The French digital minister said his coronavirus contact tracking app has been downloaded 600,000 times since it became available on Tuesday afternoon.
StopCovid France is designed to prevent a second wave of infections by using smartphone registries to warn users if they have been close to someone who later tested positive for the virus.
But a last minute launch delay has led some citizens to download the wrong product.
England has yet to confirm when its app will be implemented nationally.
Matt Hancock, health secretary, had initially stated that it would be by June 1st, and later suggested that it would be in the middle of next week.
But the BBC has learned that it is unlikely to be before June 15th and could go up to July.

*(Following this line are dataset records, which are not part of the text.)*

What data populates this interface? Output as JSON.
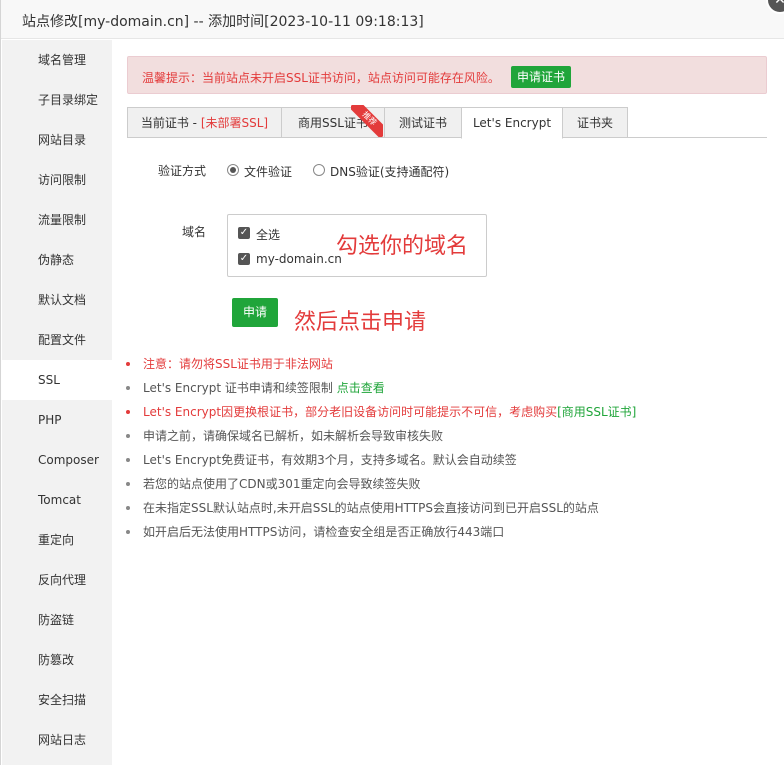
{
  "window": {
    "title": "站点修改[my-domain.cn] -- 添加时间[2023-10-11 09:18:13]",
    "close_glyph": "✕"
  },
  "sidebar": {
    "items": [
      {
        "label": "域名管理"
      },
      {
        "label": "子目录绑定"
      },
      {
        "label": "网站目录"
      },
      {
        "label": "访问限制"
      },
      {
        "label": "流量限制"
      },
      {
        "label": "伪静态"
      },
      {
        "label": "默认文档"
      },
      {
        "label": "配置文件"
      },
      {
        "label": "SSL",
        "active": true
      },
      {
        "label": "PHP"
      },
      {
        "label": "Composer"
      },
      {
        "label": "Tomcat"
      },
      {
        "label": "重定向"
      },
      {
        "label": "反向代理"
      },
      {
        "label": "防盗链"
      },
      {
        "label": "防篡改"
      },
      {
        "label": "安全扫描"
      },
      {
        "label": "网站日志"
      }
    ]
  },
  "alert": {
    "text": "温馨提示：当前站点未开启SSL证书访问，站点访问可能存在风险。",
    "button": "申请证书"
  },
  "tabs": {
    "current": {
      "prefix": "当前证书 - ",
      "status": "[未部署SSL]"
    },
    "commercial": "商用SSL证书",
    "ribbon": "推荐",
    "test": "测试证书",
    "letsencrypt": "Let's Encrypt",
    "folder": "证书夹"
  },
  "form": {
    "verify_label": "验证方式",
    "verify_file": "文件验证",
    "verify_dns": "DNS验证(支持通配符)",
    "domain_label": "域名",
    "select_all": "全选",
    "domain": "my-domain.cn",
    "submit": "申请",
    "check_glyph": "✓"
  },
  "annotations": {
    "select_domain": "勾选你的域名",
    "then_apply": "然后点击申请"
  },
  "notes": {
    "n1": "注意：请勿将SSL证书用于非法网站",
    "n2_text": "Let's Encrypt 证书申请和续签限制 ",
    "n2_link": "点击查看",
    "n3_text": "Let's Encrypt因更换根证书，部分老旧设备访问时可能提示不可信，考虑购买",
    "n3_link": "[商用SSL证书]",
    "n4": "申请之前，请确保域名已解析，如未解析会导致审核失败",
    "n5": "Let's Encrypt免费证书，有效期3个月，支持多域名。默认会自动续签",
    "n6": "若您的站点使用了CDN或301重定向会导致续签失败",
    "n7": "在未指定SSL默认站点时,未开启SSL的站点使用HTTPS会直接访问到已开启SSL的站点",
    "n8": "如开启后无法使用HTTPS访问，请检查安全组是否正确放行443端口"
  },
  "colors": {
    "accent_green": "#20a53a",
    "warning_red": "#e33b3b",
    "alert_bg": "#f2dede"
  }
}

This is partly due to delays in the release of a second version of the software on the Isle of Wight, where it is being tested.
The update will add symptoms including loss of taste and smell to a self-diagnosis questionnaire next week or shortly thereafter.
It will also begin to provide users at risk with a code to access a separate website when they book a medical test. This will allow you to return the result to them, indicating whether they were positive or negative, through the app.
Both the UK and France have created their own apps based on a “centralized” design.
In contrast, Latvia, Italy and Switzerland have released apps based on “decentralized” technology developed by Apple and Google.
Proponents of the centralized approach say it provides epidemiologists with more data to analyze, helping them better identify contagion alerts. In addition, they are not limited by the rules imposed by the two technology companies, such as a ban on collecting location data.
Proponents of the decentralized model say it better protects user anonymity and privacy.
The introduction of StopCovid France has sparked controversy.
Hundreds of academics signed a letter in April raising concerns that the collected data could be reused for mass surveillance purposes.
Then there was a dispute over the government’s refusal to give parliamentarians a vote on the issue, which was resolved only after the ministers gave non-binding votes to the Senate and National Assembly.
Both eventually gave the app the green light. And the country’s data privacy watchdog also approved the implementation after making its own review, although it required some changes to the app’s wording.
But questions remain about how many people will voluntarily install it: the more they do it, the better it should work.
Digital Minister Cedric O said he was satisfied with the initial acceptance.
“As of this morning, 600,000 people have been able to download the app, so it’s a great start,” he told France 2 TV channel.
“We are very happy with its beginning, but obviously several million French people must have it”.
He refused to give an exact target. But he previously said that an advertising campaign would initially focus on city dwellers – especially those who use public transportation, restaurants and supermarkets at peak times – as they were among those most likely to spread Covid-19.
The French government had stated that the app would be released on Tuesday at noon.
But StopCovid France didn’t appear on Google Play until late Tuesday afternoon, and then a few hours later on the Apple App Store.
One consequence of this was that a Catalan health information app with a similar name – Stop Covid19 CAT – was mistakenly downloaded by many in the meantime, causing France’s download rankings in a short time.
The only explanation given for the delay was the need to make last minute “technical adjustments”.
Contact tracking apps are supposed to complement the work done by humans by questioning those diagnosed with the disease. It is not clear whether the limits of relying on Bluetooth can be overcome to avoid capturing too many false flags.
Further details on the UK efforts can be provided when Baroness Dido Harding, who heads the government’s Test and Trace program, and Prof Christophe Fraser, who advises the national health system on the project, provide evidence to Parliament this afternoon.
It is not yet clear whether other parts of the UK will adopt the app or opt for an alternative approach.
Earlier, Northern Ireland’s chief scientific advisor had told the Stormont health committee that he planned to focus on manual contact tracking, saying he thought the app’s usefulness had been overstated.
“At best, it’s an addition,” said prof. Ian Young.
Health Minister Robin Swann added that she feared that the app would be unattractive to users because of concerns about battery drain and that people at the end of a phone were already proving effective.